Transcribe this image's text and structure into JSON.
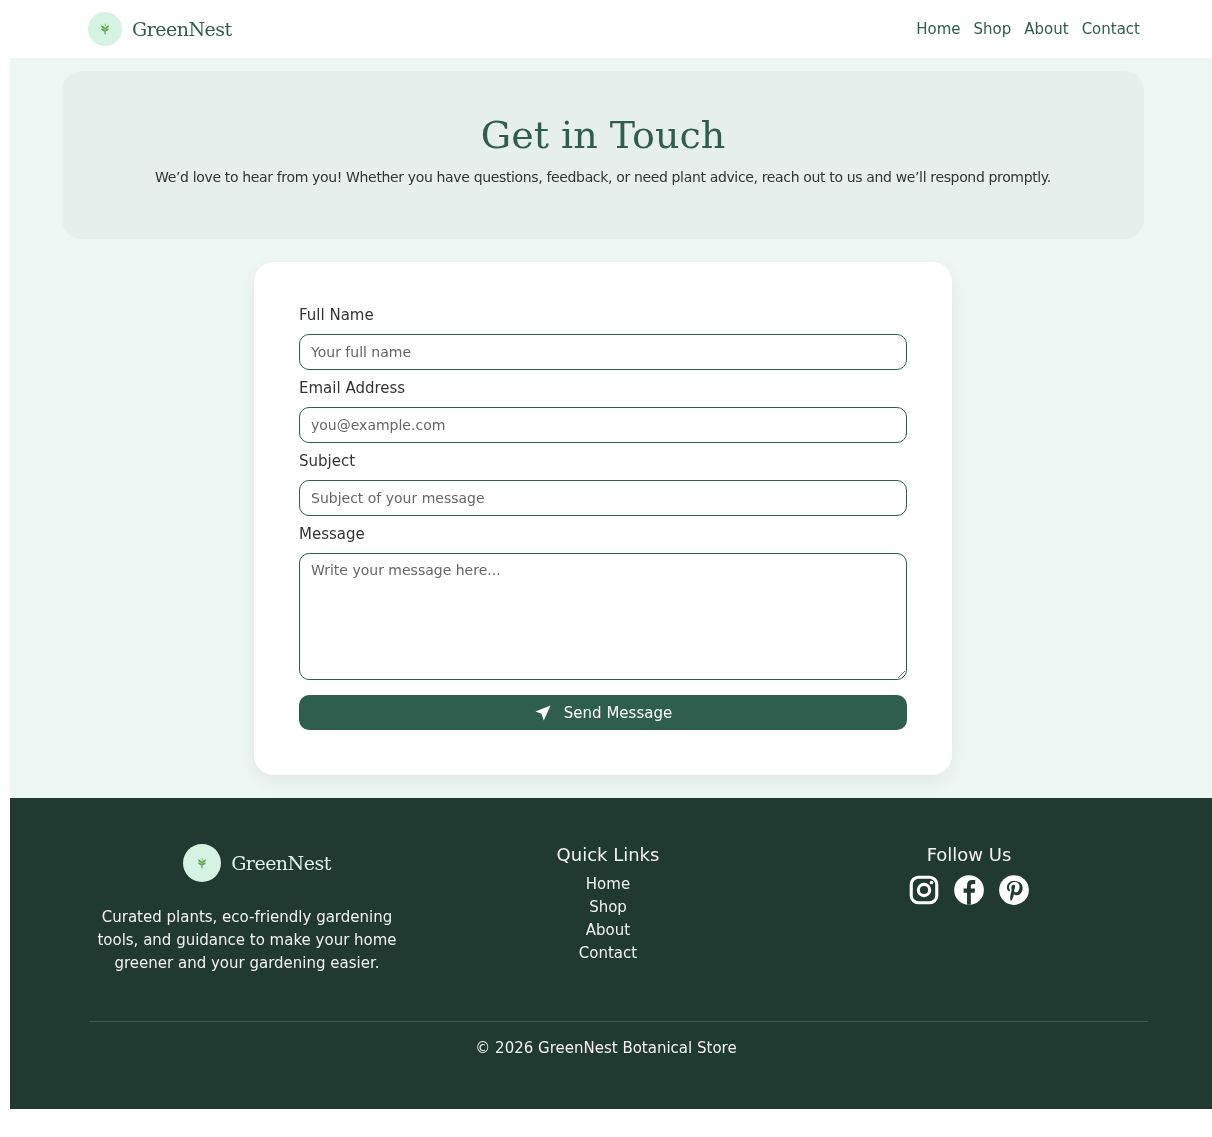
{
  "header": {
    "brand": "GreenNest",
    "nav": [
      {
        "label": "Home"
      },
      {
        "label": "Shop"
      },
      {
        "label": "About"
      },
      {
        "label": "Contact"
      }
    ]
  },
  "hero": {
    "title": "Get in Touch",
    "subtitle": "We’d love to hear from you! Whether you have questions, feedback, or need plant advice, reach out to us and we’ll respond promptly."
  },
  "form": {
    "fields": [
      {
        "kind": "input",
        "label": "Full Name",
        "placeholder": "Your full name"
      },
      {
        "kind": "input",
        "label": "Email Address",
        "placeholder": "you@example.com"
      },
      {
        "kind": "input",
        "label": "Subject",
        "placeholder": "Subject of your message"
      },
      {
        "kind": "textarea",
        "label": "Message",
        "placeholder": "Write your message here..."
      }
    ],
    "submit": "Send Message"
  },
  "footer": {
    "brand": "GreenNest",
    "description": "Curated plants, eco-friendly gardening tools, and guidance to make your home greener and your gardening easier.",
    "quick_links_title": "Quick Links",
    "quick_links": [
      {
        "label": "Home"
      },
      {
        "label": "Shop"
      },
      {
        "label": "About"
      },
      {
        "label": "Contact"
      }
    ],
    "follow_title": "Follow Us",
    "social": [
      {
        "kind": "instagram"
      },
      {
        "kind": "facebook"
      },
      {
        "kind": "pinterest"
      }
    ],
    "copyright": "© 2026 GreenNest Botanical Store"
  }
}
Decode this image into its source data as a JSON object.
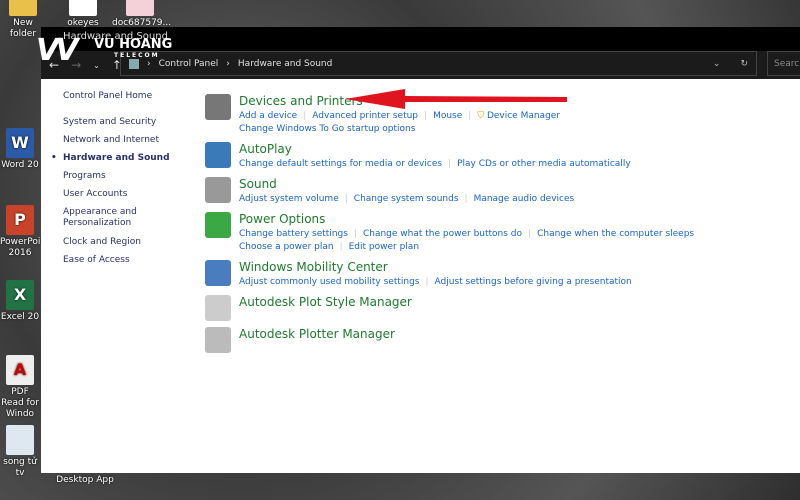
{
  "desktop": {
    "top_icons": [
      "New folder",
      "okeyes",
      "doc687579..."
    ],
    "left_icons": [
      "Word 20",
      "PowerPoi 2016",
      "Excel 20",
      "PDF Read for Windo",
      "song tử tv"
    ],
    "bottom_label": "Desktop App"
  },
  "watermark": {
    "brand": "VU HOANG",
    "sub": "TELECOM"
  },
  "window": {
    "title": "Hardware and Sound",
    "breadcrumb": [
      "Control Panel",
      "Hardware and Sound"
    ],
    "search_placeholder": "Search"
  },
  "left_nav": {
    "home": "Control Panel Home",
    "items": [
      "System and Security",
      "Network and Internet",
      "Hardware and Sound",
      "Programs",
      "User Accounts",
      "Appearance and Personalization",
      "Clock and Region",
      "Ease of Access"
    ],
    "current": "Hardware and Sound"
  },
  "categories": [
    {
      "title": "Devices and Printers",
      "icon": "printer-icon",
      "links": [
        [
          "Add a device",
          "Advanced printer setup",
          "Mouse",
          "Device Manager"
        ],
        [
          "Change Windows To Go startup options"
        ]
      ]
    },
    {
      "title": "AutoPlay",
      "icon": "autoplay-icon",
      "links": [
        [
          "Change default settings for media or devices",
          "Play CDs or other media automatically"
        ]
      ]
    },
    {
      "title": "Sound",
      "icon": "speaker-icon",
      "links": [
        [
          "Adjust system volume",
          "Change system sounds",
          "Manage audio devices"
        ]
      ]
    },
    {
      "title": "Power Options",
      "icon": "battery-icon",
      "links": [
        [
          "Change battery settings",
          "Change what the power buttons do",
          "Change when the computer sleeps"
        ],
        [
          "Choose a power plan",
          "Edit power plan"
        ]
      ]
    },
    {
      "title": "Windows Mobility Center",
      "icon": "laptop-icon",
      "links": [
        [
          "Adjust commonly used mobility settings",
          "Adjust settings before giving a presentation"
        ]
      ]
    },
    {
      "title": "Autodesk Plot Style Manager",
      "icon": "plot-style-icon",
      "links": []
    },
    {
      "title": "Autodesk Plotter Manager",
      "icon": "plotter-icon",
      "links": []
    }
  ],
  "colors": {
    "category": "#1e7a2e",
    "link": "#1a64c8",
    "arrow": "#e0141e"
  }
}
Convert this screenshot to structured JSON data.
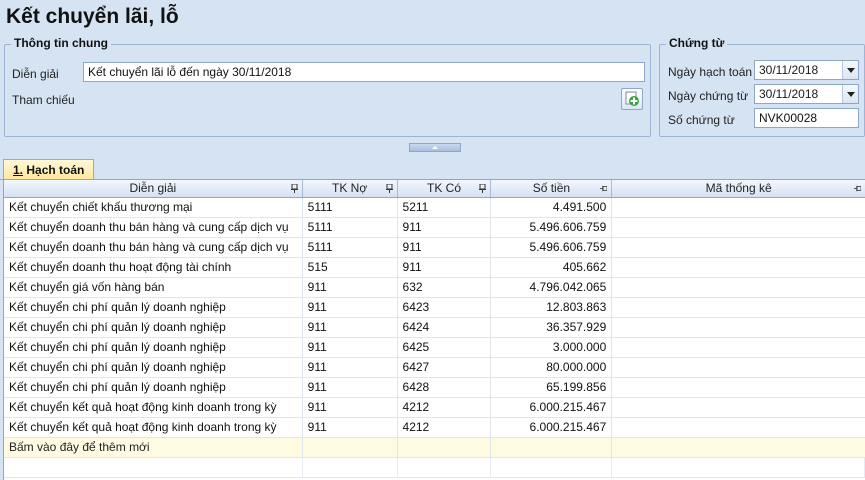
{
  "page": {
    "title": "Kết chuyển lãi, lỗ"
  },
  "general": {
    "legend": "Thông tin chung",
    "desc_label": "Diễn giải",
    "desc_value": "Kết chuyển lãi lỗ đến ngày 30/11/2018",
    "ref_label": "Tham chiếu",
    "ref_button_icon": "add-reference-icon"
  },
  "voucher": {
    "legend": "Chứng từ",
    "posting_date_label": "Ngày hạch toán",
    "posting_date": "30/11/2018",
    "voucher_date_label": "Ngày chứng từ",
    "voucher_date": "30/11/2018",
    "voucher_no_label": "Số chứng từ",
    "voucher_no": "NVK00028"
  },
  "tab": {
    "number": "1.",
    "label": " Hạch toán"
  },
  "grid": {
    "columns": [
      "Diễn giải",
      "TK Nợ",
      "TK Có",
      "Số tiền",
      "Mã thống kê"
    ],
    "rows": [
      {
        "desc": "Kết chuyển chiết khấu thương mại",
        "debit": "5111",
        "credit": "5211",
        "amount": "4.491.500",
        "code": ""
      },
      {
        "desc": "Kết chuyển doanh thu bán hàng và cung cấp dịch vụ",
        "debit": "5111",
        "credit": "911",
        "amount": "5.496.606.759",
        "code": ""
      },
      {
        "desc": "Kết chuyển doanh thu bán hàng và cung cấp dịch vụ",
        "debit": "5111",
        "credit": "911",
        "amount": "5.496.606.759",
        "code": ""
      },
      {
        "desc": "Kết chuyển doanh thu hoạt động tài chính",
        "debit": "515",
        "credit": "911",
        "amount": "405.662",
        "code": ""
      },
      {
        "desc": "Kết chuyển giá vốn hàng bán",
        "debit": "911",
        "credit": "632",
        "amount": "4.796.042.065",
        "code": ""
      },
      {
        "desc": "Kết chuyển chi phí quản lý doanh nghiệp",
        "debit": "911",
        "credit": "6423",
        "amount": "12.803.863",
        "code": ""
      },
      {
        "desc": "Kết chuyển chi phí quản lý doanh nghiệp",
        "debit": "911",
        "credit": "6424",
        "amount": "36.357.929",
        "code": ""
      },
      {
        "desc": "Kết chuyển chi phí quản lý doanh nghiệp",
        "debit": "911",
        "credit": "6425",
        "amount": "3.000.000",
        "code": ""
      },
      {
        "desc": "Kết chuyển chi phí quản lý doanh nghiệp",
        "debit": "911",
        "credit": "6427",
        "amount": "80.000.000",
        "code": ""
      },
      {
        "desc": "Kết chuyển chi phí quản lý doanh nghiệp",
        "debit": "911",
        "credit": "6428",
        "amount": "65.199.856",
        "code": ""
      },
      {
        "desc": "Kết chuyển kết quả hoạt động kinh doanh trong kỳ",
        "debit": "911",
        "credit": "4212",
        "amount": "6.000.215.467",
        "code": ""
      },
      {
        "desc": "Kết chuyển kết quả hoạt động kinh doanh trong kỳ",
        "debit": "911",
        "credit": "4212",
        "amount": "6.000.215.467",
        "code": ""
      }
    ],
    "add_new": "Bấm vào đây để thêm mới"
  }
}
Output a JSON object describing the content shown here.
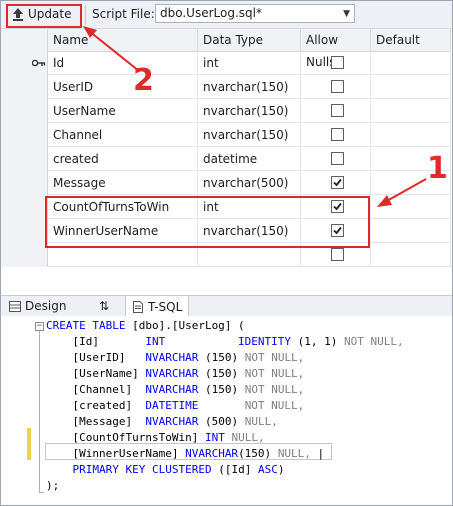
{
  "toolbar": {
    "update_label": "Update",
    "script_file_label": "Script File:",
    "script_file_value": "dbo.UserLog.sql*"
  },
  "grid": {
    "headers": [
      "Name",
      "Data Type",
      "Allow Nulls",
      "Default"
    ],
    "rows": [
      {
        "name": "Id",
        "type": "int",
        "allow_nulls": false,
        "primary_key": true
      },
      {
        "name": "UserID",
        "type": "nvarchar(150)",
        "allow_nulls": false
      },
      {
        "name": "UserName",
        "type": "nvarchar(150)",
        "allow_nulls": false
      },
      {
        "name": "Channel",
        "type": "nvarchar(150)",
        "allow_nulls": false
      },
      {
        "name": "created",
        "type": "datetime",
        "allow_nulls": false
      },
      {
        "name": "Message",
        "type": "nvarchar(500)",
        "allow_nulls": true
      },
      {
        "name": "CountOfTurnsToWin",
        "type": "int",
        "allow_nulls": true
      },
      {
        "name": "WinnerUserName",
        "type": "nvarchar(150)",
        "allow_nulls": true
      },
      {
        "name": "",
        "type": "",
        "allow_nulls": false
      }
    ]
  },
  "annotations": {
    "label_1": "1",
    "label_2": "2",
    "color": "#e02a2a"
  },
  "tabs": {
    "design": "Design",
    "swap": "⇅",
    "tsql": "T-SQL"
  },
  "sql": {
    "lines": [
      "CREATE TABLE [dbo].[UserLog] (",
      "    [Id]       INT           IDENTITY (1, 1) NOT NULL,",
      "    [UserID]   NVARCHAR (150) NOT NULL,",
      "    [UserName] NVARCHAR (150) NOT NULL,",
      "    [Channel]  NVARCHAR (150) NOT NULL,",
      "    [created]  DATETIME       NOT NULL,",
      "    [Message]  NVARCHAR (500) NULL,",
      "    [CountOfTurnsToWin] INT NULL,",
      "    [WinnerUserName] NVARCHAR(150) NULL,",
      "    PRIMARY KEY CLUSTERED ([Id] ASC)",
      ");"
    ]
  }
}
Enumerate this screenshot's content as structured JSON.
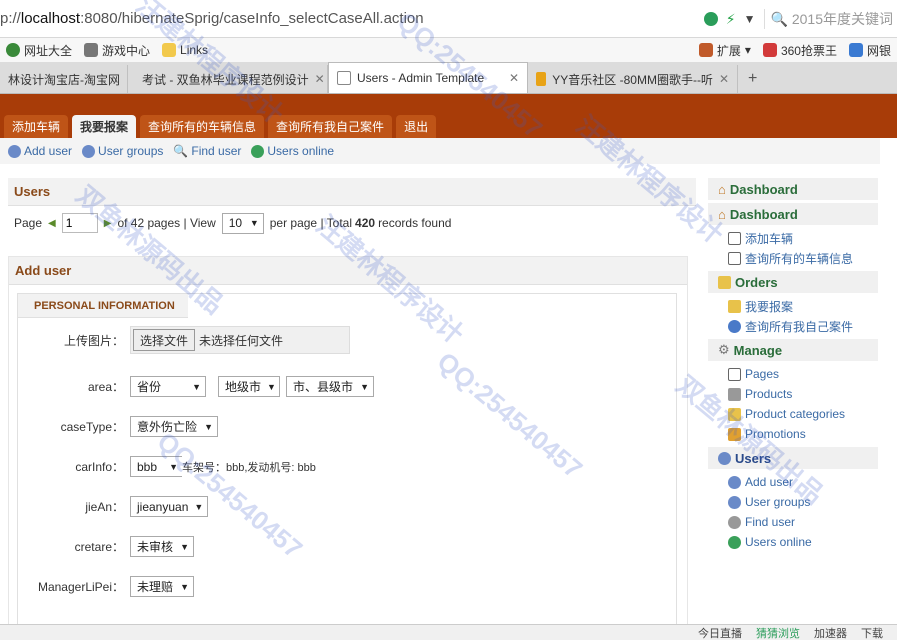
{
  "browser": {
    "url_prefix": "p://",
    "url_host": "localhost",
    "url_path": ":8080/hibernateSprig/caseInfo_selectCaseAll.action",
    "search_placeholder": "2015年度关键词",
    "bookmarks": [
      "网址大全",
      "游戏中心",
      "Links"
    ],
    "bookmarks_right": [
      "扩展",
      "360抢票王",
      "网银"
    ],
    "tabs": [
      {
        "label": "林设计淘宝店-淘宝网"
      },
      {
        "label": "考试 - 双鱼林毕业课程范例设计"
      },
      {
        "label": "Users - Admin Template"
      },
      {
        "label": "YY音乐社区 -80MM圈歌手--听"
      }
    ],
    "status_items": [
      "今日直播",
      "猜猜浏览",
      "加速器",
      "下载"
    ]
  },
  "nav": {
    "items": [
      "添加车辆",
      "我要报案",
      "查询所有的车辆信息",
      "查询所有我自己案件",
      "退出"
    ]
  },
  "toolbar": {
    "items": [
      "Add user",
      "User groups",
      "Find user",
      "Users online"
    ]
  },
  "users_panel": {
    "title": "Users",
    "page_label": "Page",
    "page_value": "1",
    "of_pages": "of 42 pages | View",
    "view_value": "10",
    "per_page": "per page | Total",
    "total": "420",
    "records_found": "records found"
  },
  "add_user": {
    "title": "Add user",
    "legend": "PERSONAL INFORMATION",
    "upload_label": "上传图片：",
    "file_button": "选择文件",
    "file_status": "未选择任何文件",
    "area_label": "area：",
    "province": "省份",
    "city": "地级市",
    "county": "市、县级市",
    "casetype_label": "caseType：",
    "casetype_value": "意外伤亡险",
    "carinfo_label": "carInfo：",
    "carinfo_value": "bbb",
    "carinfo_text": "车架号：bbb,发动机号: bbb",
    "jiean_label": "jieAn：",
    "jiean_value": "jieanyuan",
    "cretare_label": "cretare：",
    "cretare_value": "未审核",
    "lipei_label": "ManagerLiPei：",
    "lipei_value": "未理赔"
  },
  "sidebar": {
    "dashboard1": "Dashboard",
    "dashboard2": "Dashboard",
    "dash_items": [
      "添加车辆",
      "查询所有的车辆信息"
    ],
    "orders": "Orders",
    "order_items": [
      "我要报案",
      "查询所有我自己案件"
    ],
    "manage": "Manage",
    "manage_items": [
      "Pages",
      "Products",
      "Product categories",
      "Promotions"
    ],
    "users": "Users",
    "user_items": [
      "Add user",
      "User groups",
      "Find user",
      "Users online"
    ]
  },
  "watermarks": [
    "汪建林程序设计",
    "QQ:254540457",
    "双鱼林源码出品"
  ],
  "colors": {
    "header": "#a83c08",
    "nav_tab": "#bf5417",
    "link": "#3a6aa5",
    "heading": "#8a4a1a"
  }
}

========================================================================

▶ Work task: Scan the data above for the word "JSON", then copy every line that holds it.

▶ Exercise output:
Transcribe this image's text and structure into JSON.
Decode this image into its source data as a JSON object.
Convert this screenshot to structured JSON data.
Output a JSON object describing the content shown here.
Enumerate this screenshot's content as structured JSON.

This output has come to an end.